*Assignment*. Filter the lines below, keeping each one that holds "screenshot".

*Material for this exercise*.

§ §

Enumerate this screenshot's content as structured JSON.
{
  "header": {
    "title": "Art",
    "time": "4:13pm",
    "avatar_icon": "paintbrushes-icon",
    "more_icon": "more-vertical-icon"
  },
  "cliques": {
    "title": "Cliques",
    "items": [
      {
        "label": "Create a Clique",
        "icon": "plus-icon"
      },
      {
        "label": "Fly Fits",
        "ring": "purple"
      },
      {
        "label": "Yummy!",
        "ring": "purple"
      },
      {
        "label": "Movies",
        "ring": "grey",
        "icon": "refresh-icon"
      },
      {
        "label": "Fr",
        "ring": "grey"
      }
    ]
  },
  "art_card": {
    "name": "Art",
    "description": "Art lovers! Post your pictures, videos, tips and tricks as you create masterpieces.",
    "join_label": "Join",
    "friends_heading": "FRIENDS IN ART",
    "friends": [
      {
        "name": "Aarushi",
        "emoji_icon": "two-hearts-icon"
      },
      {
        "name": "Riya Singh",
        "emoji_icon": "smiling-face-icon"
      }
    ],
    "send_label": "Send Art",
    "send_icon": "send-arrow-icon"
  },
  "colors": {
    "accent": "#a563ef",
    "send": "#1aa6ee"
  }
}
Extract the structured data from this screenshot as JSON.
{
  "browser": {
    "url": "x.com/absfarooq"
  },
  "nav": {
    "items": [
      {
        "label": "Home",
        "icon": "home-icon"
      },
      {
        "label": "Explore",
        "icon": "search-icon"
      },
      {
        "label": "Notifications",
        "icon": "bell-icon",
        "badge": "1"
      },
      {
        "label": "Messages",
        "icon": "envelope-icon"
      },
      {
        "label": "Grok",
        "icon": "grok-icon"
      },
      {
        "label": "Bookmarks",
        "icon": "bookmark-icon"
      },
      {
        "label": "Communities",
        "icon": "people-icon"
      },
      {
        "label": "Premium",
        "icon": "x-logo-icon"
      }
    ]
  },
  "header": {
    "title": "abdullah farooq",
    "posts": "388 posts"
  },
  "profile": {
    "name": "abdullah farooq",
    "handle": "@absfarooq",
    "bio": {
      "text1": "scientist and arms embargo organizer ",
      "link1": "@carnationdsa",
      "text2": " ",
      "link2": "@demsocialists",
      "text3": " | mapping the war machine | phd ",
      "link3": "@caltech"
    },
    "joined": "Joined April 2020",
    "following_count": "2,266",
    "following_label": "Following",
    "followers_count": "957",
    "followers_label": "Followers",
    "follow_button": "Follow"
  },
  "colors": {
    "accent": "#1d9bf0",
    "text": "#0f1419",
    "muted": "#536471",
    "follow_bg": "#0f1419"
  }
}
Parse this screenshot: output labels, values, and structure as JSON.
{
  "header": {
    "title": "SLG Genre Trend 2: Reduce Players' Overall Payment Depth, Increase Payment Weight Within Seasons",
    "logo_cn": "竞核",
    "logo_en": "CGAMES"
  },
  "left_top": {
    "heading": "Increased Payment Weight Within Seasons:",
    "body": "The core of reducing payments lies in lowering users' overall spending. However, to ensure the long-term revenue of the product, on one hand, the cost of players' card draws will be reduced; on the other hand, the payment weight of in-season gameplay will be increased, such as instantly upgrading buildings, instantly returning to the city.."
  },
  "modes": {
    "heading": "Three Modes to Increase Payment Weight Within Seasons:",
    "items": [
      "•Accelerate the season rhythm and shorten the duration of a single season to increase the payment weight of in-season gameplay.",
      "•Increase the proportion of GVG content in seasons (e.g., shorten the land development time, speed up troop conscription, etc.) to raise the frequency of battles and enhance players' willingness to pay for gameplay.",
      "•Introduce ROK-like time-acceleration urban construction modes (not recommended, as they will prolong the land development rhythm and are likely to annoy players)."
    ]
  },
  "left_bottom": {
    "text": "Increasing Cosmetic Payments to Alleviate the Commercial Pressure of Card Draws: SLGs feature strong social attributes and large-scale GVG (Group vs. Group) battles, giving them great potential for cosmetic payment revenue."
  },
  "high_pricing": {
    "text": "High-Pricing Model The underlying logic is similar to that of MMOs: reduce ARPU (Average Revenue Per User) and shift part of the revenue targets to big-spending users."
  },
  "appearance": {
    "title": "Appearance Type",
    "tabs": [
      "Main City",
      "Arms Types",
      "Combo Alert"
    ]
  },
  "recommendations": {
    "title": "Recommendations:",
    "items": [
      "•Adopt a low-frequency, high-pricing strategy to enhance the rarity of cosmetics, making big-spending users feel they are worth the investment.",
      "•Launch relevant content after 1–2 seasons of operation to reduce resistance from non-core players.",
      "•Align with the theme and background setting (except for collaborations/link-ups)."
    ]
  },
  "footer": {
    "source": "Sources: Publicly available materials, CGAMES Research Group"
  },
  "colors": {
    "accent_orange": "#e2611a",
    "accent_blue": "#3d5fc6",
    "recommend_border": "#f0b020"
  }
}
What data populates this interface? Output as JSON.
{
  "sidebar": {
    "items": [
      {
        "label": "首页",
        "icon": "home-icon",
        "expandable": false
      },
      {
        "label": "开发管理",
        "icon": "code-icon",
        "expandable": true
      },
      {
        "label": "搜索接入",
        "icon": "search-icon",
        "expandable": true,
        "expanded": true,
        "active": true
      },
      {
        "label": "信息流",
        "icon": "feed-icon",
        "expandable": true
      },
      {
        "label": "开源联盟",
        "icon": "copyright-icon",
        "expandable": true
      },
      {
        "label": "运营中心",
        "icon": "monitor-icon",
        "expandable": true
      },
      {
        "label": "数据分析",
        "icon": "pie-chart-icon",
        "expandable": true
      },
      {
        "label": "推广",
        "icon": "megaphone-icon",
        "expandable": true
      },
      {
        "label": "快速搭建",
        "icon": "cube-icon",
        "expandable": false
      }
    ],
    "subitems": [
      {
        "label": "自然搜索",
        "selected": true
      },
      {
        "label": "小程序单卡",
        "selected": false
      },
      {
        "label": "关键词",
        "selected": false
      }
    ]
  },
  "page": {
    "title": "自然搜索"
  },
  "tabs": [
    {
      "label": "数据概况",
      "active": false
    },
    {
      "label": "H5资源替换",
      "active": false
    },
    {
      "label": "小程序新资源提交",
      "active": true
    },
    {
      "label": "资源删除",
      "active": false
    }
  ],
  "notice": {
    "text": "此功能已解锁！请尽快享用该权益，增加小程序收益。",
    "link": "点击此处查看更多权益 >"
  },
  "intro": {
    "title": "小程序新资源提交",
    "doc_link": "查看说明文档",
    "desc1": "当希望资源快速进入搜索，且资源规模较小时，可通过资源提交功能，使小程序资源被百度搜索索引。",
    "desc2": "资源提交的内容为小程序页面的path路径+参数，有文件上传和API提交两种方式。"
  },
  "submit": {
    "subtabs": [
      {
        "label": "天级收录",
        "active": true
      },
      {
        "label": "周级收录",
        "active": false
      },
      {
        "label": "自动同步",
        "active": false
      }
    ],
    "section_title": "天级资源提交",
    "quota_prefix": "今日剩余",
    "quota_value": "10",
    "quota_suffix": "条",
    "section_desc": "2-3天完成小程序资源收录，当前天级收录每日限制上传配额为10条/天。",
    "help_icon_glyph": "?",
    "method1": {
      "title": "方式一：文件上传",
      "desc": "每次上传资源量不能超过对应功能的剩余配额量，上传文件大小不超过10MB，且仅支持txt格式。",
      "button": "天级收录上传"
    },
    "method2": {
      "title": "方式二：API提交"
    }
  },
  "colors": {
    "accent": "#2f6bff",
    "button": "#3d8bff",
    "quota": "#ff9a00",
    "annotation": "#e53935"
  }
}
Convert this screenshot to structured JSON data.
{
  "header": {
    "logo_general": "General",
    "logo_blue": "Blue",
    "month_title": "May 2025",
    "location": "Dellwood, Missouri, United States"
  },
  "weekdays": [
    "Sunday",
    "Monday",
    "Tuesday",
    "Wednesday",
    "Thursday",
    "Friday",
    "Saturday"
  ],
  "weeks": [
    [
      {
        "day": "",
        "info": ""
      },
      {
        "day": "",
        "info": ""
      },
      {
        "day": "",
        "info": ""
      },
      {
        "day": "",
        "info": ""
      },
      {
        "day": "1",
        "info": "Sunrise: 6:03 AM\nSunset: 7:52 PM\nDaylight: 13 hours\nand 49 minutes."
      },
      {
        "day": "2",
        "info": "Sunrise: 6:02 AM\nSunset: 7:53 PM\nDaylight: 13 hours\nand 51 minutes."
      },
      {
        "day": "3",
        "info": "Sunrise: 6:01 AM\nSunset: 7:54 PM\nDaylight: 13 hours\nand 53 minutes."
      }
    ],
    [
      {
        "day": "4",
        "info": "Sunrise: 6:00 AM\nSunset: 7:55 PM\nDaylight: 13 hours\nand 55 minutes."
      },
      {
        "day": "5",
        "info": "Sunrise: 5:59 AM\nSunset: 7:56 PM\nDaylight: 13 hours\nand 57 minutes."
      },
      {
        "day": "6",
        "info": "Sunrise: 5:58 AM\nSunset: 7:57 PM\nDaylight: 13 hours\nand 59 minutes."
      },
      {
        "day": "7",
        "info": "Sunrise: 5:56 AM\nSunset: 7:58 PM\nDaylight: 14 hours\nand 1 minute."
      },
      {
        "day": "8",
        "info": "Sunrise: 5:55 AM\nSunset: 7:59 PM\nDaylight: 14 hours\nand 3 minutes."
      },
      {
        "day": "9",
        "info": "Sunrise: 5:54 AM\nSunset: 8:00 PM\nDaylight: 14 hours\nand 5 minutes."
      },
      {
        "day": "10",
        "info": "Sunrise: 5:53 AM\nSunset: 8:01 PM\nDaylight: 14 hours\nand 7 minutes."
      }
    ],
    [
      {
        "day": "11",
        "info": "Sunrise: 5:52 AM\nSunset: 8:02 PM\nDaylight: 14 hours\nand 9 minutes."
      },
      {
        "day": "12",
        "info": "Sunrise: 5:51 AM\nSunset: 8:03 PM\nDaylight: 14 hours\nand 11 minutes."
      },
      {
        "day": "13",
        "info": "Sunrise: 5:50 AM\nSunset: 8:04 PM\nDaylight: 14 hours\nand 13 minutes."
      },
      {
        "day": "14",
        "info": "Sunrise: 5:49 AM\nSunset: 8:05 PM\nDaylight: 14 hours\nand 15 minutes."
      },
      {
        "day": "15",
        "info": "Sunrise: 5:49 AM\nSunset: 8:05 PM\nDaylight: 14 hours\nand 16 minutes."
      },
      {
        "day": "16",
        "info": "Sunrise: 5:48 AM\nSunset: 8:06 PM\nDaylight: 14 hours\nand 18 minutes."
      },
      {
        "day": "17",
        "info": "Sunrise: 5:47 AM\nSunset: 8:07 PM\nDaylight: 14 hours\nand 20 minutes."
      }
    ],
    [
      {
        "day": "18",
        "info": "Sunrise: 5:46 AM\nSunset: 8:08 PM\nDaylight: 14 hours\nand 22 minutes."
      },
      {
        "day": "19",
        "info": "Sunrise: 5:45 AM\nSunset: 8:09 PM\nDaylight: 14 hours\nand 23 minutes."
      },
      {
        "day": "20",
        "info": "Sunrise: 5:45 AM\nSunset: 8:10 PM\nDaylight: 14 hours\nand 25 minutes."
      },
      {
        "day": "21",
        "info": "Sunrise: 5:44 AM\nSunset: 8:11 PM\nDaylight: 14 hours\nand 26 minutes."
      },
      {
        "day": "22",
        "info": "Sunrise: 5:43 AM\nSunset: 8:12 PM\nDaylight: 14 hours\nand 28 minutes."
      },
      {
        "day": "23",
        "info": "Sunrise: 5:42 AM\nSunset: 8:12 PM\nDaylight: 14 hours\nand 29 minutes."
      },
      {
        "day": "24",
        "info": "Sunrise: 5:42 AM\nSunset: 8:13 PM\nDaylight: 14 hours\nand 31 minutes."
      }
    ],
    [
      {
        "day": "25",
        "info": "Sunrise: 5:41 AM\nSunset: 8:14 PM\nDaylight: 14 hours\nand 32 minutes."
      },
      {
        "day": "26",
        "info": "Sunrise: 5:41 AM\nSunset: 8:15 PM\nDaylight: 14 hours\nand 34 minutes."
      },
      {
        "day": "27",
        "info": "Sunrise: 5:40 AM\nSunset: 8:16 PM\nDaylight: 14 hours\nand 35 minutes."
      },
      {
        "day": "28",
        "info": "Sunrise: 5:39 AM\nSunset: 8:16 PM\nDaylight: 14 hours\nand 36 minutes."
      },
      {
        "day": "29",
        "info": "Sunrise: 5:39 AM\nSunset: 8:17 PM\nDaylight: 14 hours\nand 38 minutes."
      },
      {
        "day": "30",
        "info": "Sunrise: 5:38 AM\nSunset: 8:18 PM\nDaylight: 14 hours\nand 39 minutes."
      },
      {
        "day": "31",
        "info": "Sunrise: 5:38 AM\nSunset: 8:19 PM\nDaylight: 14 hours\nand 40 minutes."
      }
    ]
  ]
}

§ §

*Result*.
Enumerate this screenshot's content as structured JSON.
Extract the structured data from this screenshot as JSON.
Parse this screenshot: output labels, values, and structure as JSON.
Convert this screenshot to structured JSON data.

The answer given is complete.